Tombstones to the left and right,
and the shadow of the yews
once is gone all life and might
such shall be my only views.

On my ninety-third birthday
this will surely be the scene;
I, long since beyond the veil,
will slumber there most serene.

What of the many journeys
etched while I, upon this earth,
did roam in the roaring breeze
will remain by my last berth.

Feats induced by alcohol
and ancient barroom gossip
will not lay down wreaths nor bawl
out their eyes.

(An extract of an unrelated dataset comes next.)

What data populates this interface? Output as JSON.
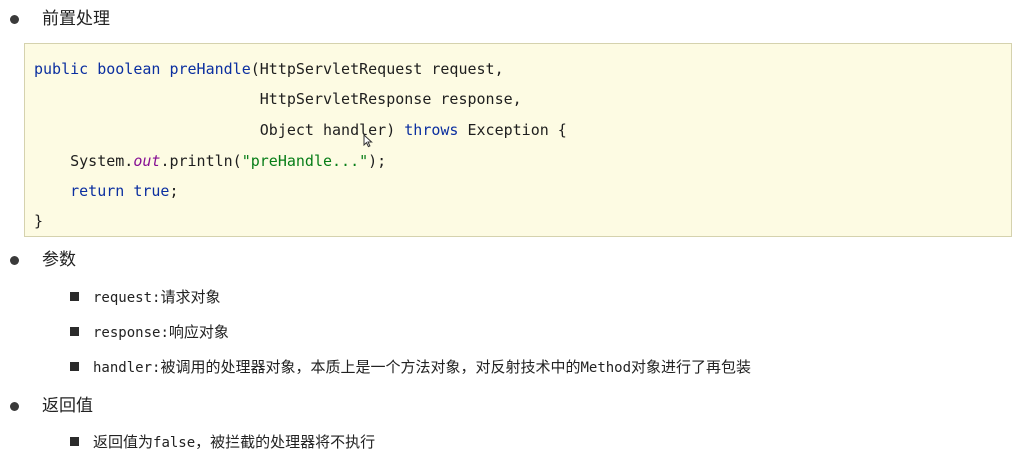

They won't show up.

The friends that I've made and lost
won't stand by my epitaph,
they won't last a further frost
than the ones that I will have.

Texts I've sent and books I read
for the good they might've done
won't mean a jot once I'm dead
and rotting – my own midden.

What little then can be hoped
once my flesh and bones are dust?
Will some remark be a quote
remembered as quite august?

Ultimately, will I, like all before
not return again from dust unto dust?
So should I not content myself with more
aspects that are beautifully modest?

The sun warmed stones that lounge upon the beach,
steep slopes of valleys submerged in grasses,
dark little copses of ash, elm and beech,
each form grains that slip from my hourglasses.

Across the ceiling above my deathbed
will flutter the ghosts of memories lapsed,
like paving stones long over tarred and tread,
which sprout, flower and into one – collapse.

Some ferly steady stream that grows heavy
with the wonderful weight of the near past
sindle from which has ane wished themself free
so fruitful a wame is life so amassed.

Let then, from that common source – misery
germinate once again the good of eild,
the company of ane's own family
and so the strife of memory be quelled.